The Winter’s Tale
Sir, the year growing ancient,
Not yet on summer's death, nor on the birth
Of trembling winter, the fairest Hermione’s statue
flowers o' the season
Are our carnations and streak'd gillyvors,
Which some call nature's bastards: of that kind
Our rustic garden's barren; and I care not
To get slips of them.
Wherefore, gentle maiden,
Do you neglect them?
For I have heard it said
There is an art which in their piedness shares
With great creating nature.
Say there be;
Yet nature is made better by no mean
But nature makes that mean: so, over that art
Which you say adds to nature, is an art
That nature makes. You see, sweet maid, we marry
A gentler scion to the wildest stock,
And make conceive a bark of baser kind
By bud of nobler race: this is an art
Which does mend nature, change it rather, but
The art itself is nature.
So it is. (4.4.6)
Then make your garden rich in gillyvors,
And do not call them bastards.
I'll not put
The dibble in earth to set one slip of them;
No more than were I painted I would wish
This youth should say 'twere well and only therefore
Desire to breed by me. Here's flowers for you;
Hot lavender, mints, savoury, marjoram;
The marigold, that goes to bed wi' the sun
And with him rises weeping: these are flowers
Of middle summer, and I think they are given
To men of middle age. You're very welcome. (4.4.4)
Your high self,
The gracious mark o' the land, you have obscured
With a swain's wearing, and me, poor lowly maid,
Most goddess-like prank'd up: but that our feasts
In every mess have folly and the feeders

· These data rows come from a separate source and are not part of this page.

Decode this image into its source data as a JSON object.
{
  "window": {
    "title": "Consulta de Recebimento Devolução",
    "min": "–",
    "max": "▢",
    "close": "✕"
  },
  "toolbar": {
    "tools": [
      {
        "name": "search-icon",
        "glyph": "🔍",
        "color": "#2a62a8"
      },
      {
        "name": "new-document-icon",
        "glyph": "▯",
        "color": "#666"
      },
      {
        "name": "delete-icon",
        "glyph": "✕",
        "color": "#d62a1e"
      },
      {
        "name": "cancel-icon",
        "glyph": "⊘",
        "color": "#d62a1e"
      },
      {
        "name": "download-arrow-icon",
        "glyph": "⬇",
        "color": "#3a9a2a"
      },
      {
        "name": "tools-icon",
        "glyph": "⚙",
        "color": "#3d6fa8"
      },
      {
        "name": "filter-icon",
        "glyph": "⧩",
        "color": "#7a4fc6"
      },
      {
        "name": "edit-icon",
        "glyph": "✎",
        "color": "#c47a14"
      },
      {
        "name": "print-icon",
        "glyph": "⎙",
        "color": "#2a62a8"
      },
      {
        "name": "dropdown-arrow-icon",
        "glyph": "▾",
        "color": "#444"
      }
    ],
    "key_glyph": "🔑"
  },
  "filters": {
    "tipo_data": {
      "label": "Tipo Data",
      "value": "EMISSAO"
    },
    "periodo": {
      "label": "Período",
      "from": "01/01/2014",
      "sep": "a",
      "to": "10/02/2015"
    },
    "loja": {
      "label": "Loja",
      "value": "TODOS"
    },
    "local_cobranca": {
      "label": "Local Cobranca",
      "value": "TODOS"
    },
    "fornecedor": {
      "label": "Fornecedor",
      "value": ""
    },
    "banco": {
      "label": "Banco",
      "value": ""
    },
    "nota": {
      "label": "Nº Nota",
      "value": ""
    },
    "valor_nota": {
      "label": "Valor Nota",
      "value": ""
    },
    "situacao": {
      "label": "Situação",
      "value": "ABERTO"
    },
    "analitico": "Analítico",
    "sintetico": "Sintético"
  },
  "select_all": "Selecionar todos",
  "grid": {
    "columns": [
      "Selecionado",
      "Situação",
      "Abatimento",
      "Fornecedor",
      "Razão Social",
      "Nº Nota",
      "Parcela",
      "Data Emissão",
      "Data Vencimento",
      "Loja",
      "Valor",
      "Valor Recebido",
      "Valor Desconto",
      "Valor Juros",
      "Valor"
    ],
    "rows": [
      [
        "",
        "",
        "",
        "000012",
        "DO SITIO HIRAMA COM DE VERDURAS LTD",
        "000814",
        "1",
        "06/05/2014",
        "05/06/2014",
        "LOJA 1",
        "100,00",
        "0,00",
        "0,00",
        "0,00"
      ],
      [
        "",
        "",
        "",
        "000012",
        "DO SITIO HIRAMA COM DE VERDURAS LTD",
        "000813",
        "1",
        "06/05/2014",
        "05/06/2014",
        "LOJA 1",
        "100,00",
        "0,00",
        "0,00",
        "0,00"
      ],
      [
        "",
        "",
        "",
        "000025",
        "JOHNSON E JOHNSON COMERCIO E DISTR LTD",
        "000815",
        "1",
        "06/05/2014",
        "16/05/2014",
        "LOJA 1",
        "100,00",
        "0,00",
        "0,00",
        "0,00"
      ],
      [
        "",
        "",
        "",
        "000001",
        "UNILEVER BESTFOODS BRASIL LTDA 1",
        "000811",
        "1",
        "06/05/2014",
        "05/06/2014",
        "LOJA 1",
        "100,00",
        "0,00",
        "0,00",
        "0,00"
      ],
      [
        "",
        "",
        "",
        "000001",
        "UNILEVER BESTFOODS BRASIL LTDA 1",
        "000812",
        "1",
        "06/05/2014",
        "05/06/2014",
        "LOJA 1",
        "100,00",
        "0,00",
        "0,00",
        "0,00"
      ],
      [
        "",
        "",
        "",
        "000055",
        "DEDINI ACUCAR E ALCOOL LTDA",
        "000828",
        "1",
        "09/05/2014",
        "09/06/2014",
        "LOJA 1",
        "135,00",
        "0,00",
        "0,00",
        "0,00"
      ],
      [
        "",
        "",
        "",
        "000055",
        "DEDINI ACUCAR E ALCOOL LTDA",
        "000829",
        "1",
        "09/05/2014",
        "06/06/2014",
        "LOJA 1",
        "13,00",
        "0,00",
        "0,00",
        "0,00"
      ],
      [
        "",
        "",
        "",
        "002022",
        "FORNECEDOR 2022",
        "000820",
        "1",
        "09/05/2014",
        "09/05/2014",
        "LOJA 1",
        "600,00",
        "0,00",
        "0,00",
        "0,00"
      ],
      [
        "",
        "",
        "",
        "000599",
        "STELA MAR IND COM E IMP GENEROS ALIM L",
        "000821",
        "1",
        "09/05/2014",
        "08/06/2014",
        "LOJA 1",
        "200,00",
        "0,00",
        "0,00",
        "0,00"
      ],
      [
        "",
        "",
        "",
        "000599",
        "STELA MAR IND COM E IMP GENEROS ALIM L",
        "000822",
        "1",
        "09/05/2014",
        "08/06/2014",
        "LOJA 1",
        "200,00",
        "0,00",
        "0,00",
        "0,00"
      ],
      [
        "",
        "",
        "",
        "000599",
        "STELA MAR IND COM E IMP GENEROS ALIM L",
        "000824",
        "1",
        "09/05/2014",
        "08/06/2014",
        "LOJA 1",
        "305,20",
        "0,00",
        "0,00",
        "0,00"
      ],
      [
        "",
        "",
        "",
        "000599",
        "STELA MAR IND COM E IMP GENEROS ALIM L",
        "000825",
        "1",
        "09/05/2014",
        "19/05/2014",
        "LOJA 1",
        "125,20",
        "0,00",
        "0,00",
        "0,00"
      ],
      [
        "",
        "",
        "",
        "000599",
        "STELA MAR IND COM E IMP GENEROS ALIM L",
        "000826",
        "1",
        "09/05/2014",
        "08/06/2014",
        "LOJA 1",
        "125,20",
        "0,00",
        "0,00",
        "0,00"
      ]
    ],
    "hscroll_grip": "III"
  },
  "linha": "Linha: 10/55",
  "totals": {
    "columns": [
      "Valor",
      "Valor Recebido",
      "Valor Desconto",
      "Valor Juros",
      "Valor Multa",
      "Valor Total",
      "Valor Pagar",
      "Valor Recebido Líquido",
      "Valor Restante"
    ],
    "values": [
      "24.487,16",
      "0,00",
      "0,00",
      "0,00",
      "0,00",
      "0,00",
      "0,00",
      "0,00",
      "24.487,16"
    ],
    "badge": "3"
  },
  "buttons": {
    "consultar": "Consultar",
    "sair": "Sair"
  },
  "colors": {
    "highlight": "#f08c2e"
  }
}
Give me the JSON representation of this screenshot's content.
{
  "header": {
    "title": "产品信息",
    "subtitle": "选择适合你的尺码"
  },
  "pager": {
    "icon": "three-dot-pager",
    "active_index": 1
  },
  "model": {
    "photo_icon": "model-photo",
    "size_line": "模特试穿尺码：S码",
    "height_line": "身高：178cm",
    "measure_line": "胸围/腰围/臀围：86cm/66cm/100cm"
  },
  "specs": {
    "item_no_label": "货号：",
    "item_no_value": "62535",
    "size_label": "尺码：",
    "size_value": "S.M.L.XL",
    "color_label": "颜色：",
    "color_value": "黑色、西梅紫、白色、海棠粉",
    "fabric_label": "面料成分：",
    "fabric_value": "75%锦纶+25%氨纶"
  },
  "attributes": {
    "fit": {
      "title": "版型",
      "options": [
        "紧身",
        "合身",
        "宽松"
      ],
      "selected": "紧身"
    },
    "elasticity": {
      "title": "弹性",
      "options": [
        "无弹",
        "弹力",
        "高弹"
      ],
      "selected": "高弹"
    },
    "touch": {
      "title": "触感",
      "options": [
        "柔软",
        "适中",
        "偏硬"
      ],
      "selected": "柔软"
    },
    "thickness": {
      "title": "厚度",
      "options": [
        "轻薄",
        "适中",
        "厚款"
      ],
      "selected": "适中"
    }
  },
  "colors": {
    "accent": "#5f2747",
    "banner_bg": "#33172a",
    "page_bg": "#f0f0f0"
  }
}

Digest it with a custom, I should blush
To see you so attired, sworn, I think,
To show myself a glass.
Even now I tremble
To think your father, by some accident,
Should pass this way as you did: O, the Fates!
How would he look, to see his work so noble
Vilely bound up? What would he say? Or how
Should I, in these my borrow'd flaunts, behold
The sternness of his presence? (4.4.1-2)